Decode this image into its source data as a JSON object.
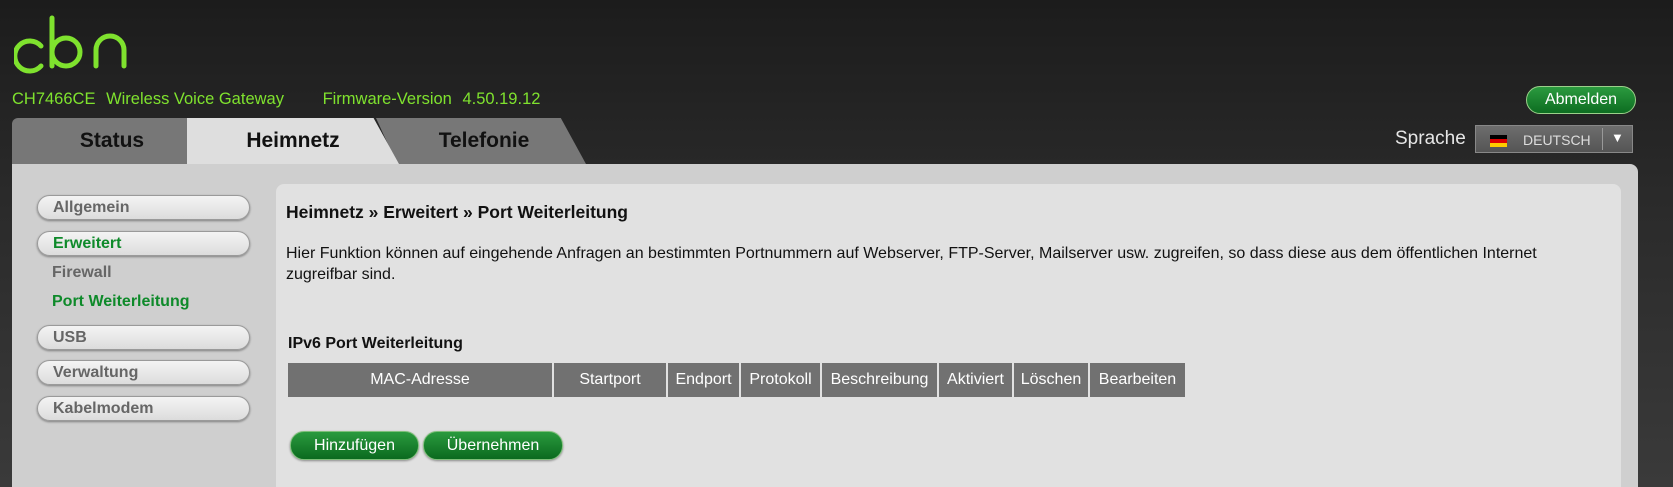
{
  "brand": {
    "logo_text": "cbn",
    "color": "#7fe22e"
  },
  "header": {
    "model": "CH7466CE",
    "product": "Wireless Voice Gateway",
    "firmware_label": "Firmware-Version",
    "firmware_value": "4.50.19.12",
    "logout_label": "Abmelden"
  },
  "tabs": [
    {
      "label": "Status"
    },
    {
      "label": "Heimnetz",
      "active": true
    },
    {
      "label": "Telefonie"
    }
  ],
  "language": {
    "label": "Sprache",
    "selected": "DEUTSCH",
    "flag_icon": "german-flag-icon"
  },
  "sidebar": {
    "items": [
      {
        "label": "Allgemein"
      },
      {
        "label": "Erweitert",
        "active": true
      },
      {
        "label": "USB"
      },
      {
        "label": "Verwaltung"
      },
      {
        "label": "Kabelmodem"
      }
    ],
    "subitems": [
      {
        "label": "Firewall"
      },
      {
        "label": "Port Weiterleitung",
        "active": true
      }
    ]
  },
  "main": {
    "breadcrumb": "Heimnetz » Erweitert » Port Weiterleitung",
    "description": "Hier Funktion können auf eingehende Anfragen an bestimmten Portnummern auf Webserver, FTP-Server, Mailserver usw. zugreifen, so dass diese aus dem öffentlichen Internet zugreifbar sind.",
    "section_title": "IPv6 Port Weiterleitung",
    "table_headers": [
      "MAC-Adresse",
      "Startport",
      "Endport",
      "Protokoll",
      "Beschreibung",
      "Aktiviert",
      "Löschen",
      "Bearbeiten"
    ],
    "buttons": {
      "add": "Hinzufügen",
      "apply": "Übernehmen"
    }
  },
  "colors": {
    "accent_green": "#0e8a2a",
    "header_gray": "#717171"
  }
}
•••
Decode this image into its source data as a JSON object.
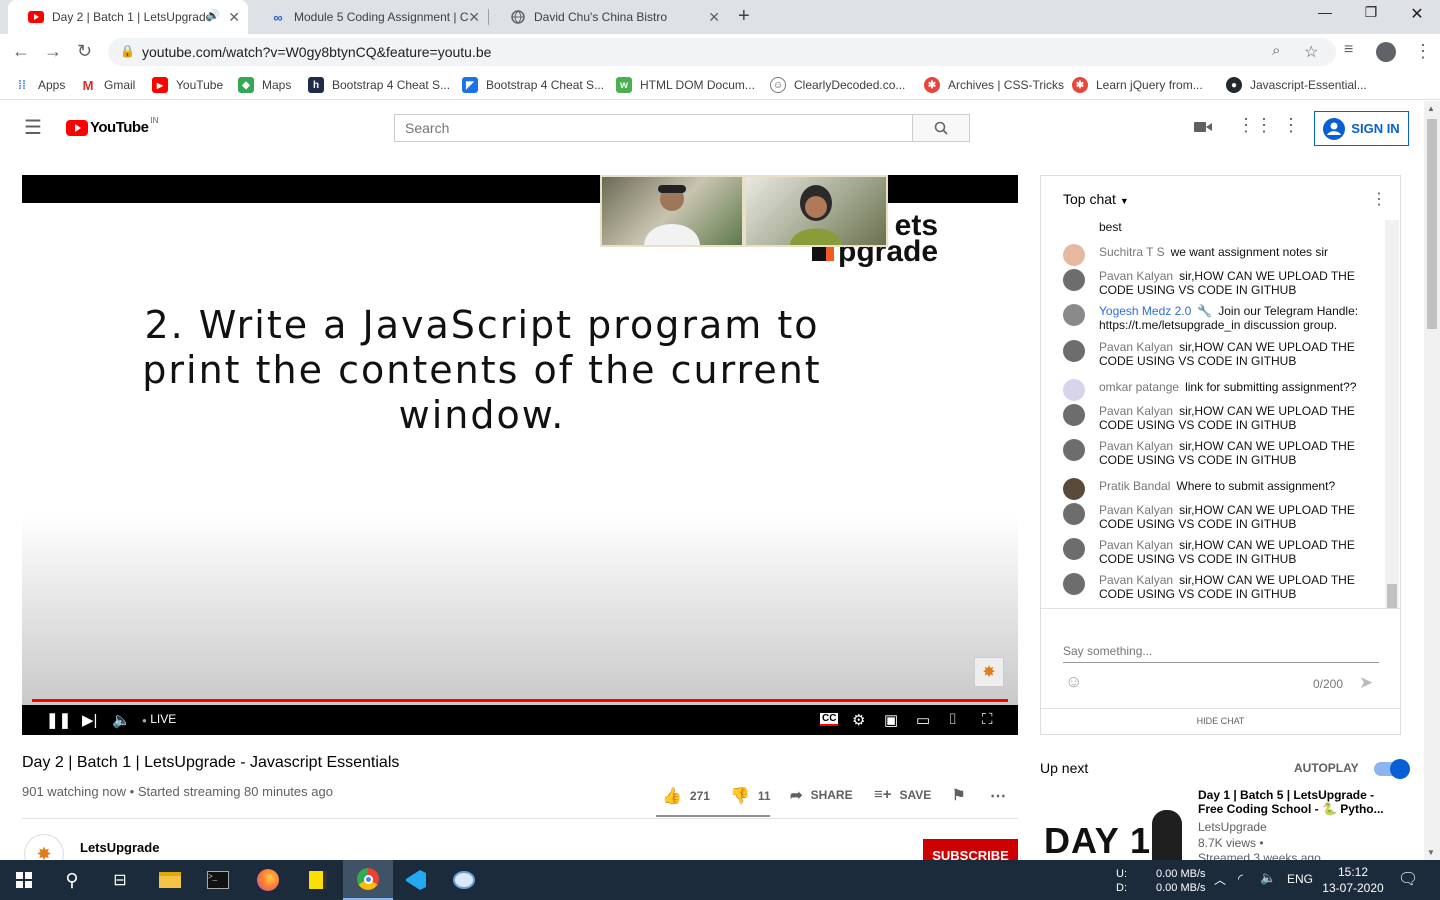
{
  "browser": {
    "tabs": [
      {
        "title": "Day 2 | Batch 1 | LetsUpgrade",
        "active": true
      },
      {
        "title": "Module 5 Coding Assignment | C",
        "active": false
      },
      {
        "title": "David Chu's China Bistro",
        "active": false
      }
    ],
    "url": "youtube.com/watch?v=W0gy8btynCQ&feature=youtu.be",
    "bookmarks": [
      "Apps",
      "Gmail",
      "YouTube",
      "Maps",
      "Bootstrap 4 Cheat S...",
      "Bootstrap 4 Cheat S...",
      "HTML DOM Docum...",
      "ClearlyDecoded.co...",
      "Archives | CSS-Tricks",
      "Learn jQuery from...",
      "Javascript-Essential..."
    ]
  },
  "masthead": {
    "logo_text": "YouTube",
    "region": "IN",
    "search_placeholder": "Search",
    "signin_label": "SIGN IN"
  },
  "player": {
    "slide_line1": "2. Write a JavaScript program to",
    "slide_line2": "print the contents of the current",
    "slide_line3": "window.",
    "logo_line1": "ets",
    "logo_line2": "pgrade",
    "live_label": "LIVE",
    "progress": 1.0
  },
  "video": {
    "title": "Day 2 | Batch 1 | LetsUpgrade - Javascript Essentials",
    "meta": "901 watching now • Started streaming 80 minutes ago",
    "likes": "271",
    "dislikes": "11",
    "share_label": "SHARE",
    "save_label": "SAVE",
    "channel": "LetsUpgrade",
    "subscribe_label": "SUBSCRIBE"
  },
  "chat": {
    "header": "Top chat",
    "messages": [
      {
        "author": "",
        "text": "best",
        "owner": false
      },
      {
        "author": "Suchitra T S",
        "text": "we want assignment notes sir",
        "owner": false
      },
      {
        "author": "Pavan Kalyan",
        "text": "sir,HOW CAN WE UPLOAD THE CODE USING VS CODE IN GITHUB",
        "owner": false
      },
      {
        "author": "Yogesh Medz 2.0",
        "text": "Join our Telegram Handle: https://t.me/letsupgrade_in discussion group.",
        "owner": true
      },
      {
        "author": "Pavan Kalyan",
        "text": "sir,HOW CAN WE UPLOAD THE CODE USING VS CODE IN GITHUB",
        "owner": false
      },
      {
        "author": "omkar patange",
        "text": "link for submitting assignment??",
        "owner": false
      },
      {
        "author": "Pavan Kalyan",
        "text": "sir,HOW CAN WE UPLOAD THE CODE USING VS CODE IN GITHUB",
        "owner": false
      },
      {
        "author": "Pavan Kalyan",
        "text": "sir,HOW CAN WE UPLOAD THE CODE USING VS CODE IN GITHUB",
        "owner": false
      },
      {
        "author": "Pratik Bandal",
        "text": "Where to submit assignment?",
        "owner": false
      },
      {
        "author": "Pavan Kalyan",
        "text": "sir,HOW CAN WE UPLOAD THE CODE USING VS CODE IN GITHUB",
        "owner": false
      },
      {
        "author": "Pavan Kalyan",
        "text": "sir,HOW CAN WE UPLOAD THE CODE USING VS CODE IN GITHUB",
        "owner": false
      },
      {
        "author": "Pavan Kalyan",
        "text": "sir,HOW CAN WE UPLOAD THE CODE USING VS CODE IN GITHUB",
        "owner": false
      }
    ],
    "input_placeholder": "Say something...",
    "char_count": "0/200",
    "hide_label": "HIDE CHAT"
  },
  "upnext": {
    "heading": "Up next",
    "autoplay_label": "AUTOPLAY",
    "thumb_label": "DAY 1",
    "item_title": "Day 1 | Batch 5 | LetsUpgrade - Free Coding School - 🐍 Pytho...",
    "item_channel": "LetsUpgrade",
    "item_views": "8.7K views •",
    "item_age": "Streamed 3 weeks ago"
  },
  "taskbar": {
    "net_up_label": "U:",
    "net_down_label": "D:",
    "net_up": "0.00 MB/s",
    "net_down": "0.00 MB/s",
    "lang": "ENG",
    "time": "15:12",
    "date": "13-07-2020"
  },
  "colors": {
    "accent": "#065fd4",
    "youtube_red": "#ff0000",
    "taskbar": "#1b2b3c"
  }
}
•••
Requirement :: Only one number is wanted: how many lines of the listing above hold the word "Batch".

Task result :: 3